In future meetings, the RDCs will continue to follow up on the work begun on old items introduced in previous meetings.  From there, they should begin to work on the subsequent activities outlined in the Roles and Responsibilities for the RDCs, as contained in Appendix I, and more or less in the order in which they're listed in that document.  In terms of old items, this will include: leadership enlistment, prospect identification and review, and reviewing the draft of ESR's Case for Support.  In terms of subsequent activities, this will include: developing and implementing cultivation activities targeting top prospective donors; advocating for ESR in their local community; advising in the development of communication and solicitation materials directed at major donors; assisting in the solicitation prospective major donors; and evaluating the effectiveness of ESR's development efforts.

Case for Support

A Case for Support contains the sum total of reasons why a charitable institution merits the philanthropic support of its constituent communities.  Its primarily intended audience is the volunteer leadership of an organization whose responsibility it is to implement development strategy.  To this end, ESR's Case for Support has been divided into four sections.  The first section outlines the history and present status of the Religious Society of Friends, the primary constituent group of ESR, with an emphasis on Friends' present leadership needs.  The second part outlines the history and present status of ESR, with an emphasis on the contributions it has made to Friends.  The third part outlines those programs for which ESR is seeking philanthropic support so as to allow it to better serve Friends.  The fourth part, finally, outlines a proposed strategy for how ESR intends to garner these additional philanthropic resources.
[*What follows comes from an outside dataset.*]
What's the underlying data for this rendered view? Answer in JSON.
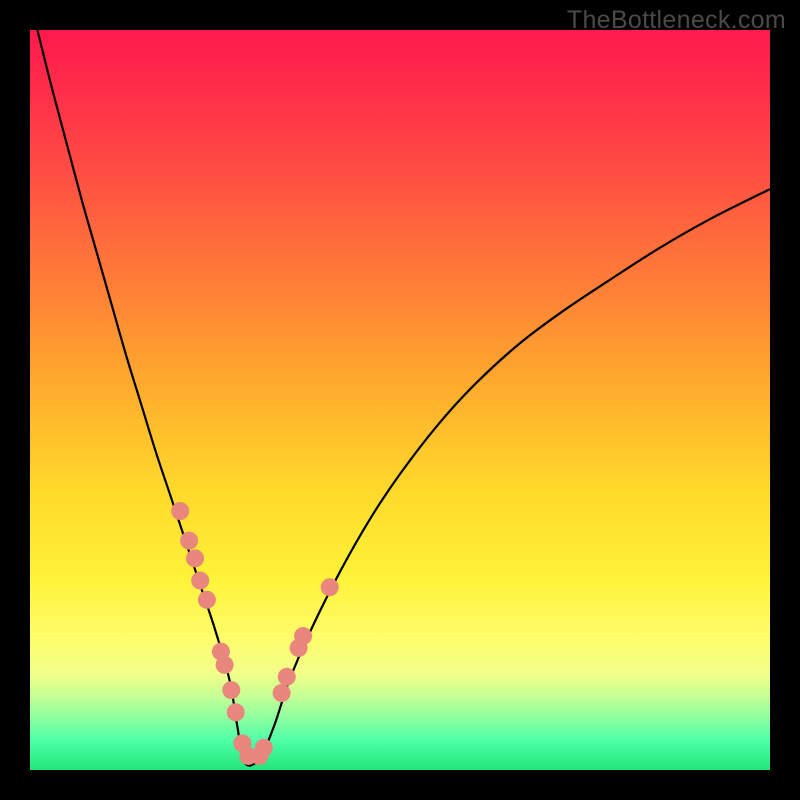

In the latest round of RDC meetings, a preliminary version of the Case for Support is being circulated to elicit feedback and comments on its content.  At this point, ESR staff is looking for three things from the RDCs in regard to the Case.  First, Committee members are being asked to review the document and analyze it in terms of its strengths and weaknesses.  Later, ESR will want to take the large, present version of the Case and boil it down into a more concise document intended for a wider audience.  The input of Committee members on what is essential, and what might be best left out, will be an important consideration in this process of condensation.  Finally, Committee members are being asked to indicate what is important to them that has, perhaps, been left out of the Case or not given sufficient emphasis.  ESR has striven hard to ensure that this Case is a comprehensive document, but ESR is far too complex an institution to include everything.  An even smaller brochure sized document for an even wider audience should also be developed that encapsulates the content of the Case in its final form.

Another crucial task coming out of the completion of the comprehensive Case Statement will be to take the various program areas described in Part III for which funding is being sought, and produce a stand alone proposal for each of them.  This proposal should take the form of a mini case-statement that begins by defining the need for the program in terms of ESR's mission of providing ministerial leadership after the manner of Friends.  It should then expound on the institutions need for the program, ending with its financial requirements, including a more detailed budget.  Finally, a customized section should be composed for each donor to which the proposal is submitted that includes detailed information on planned and deferred giving options, and donor recognition.  From here, ESR should begin shopping these proposals around to its top prospective donors to determine who expresses the greatest degree of interest in each program element.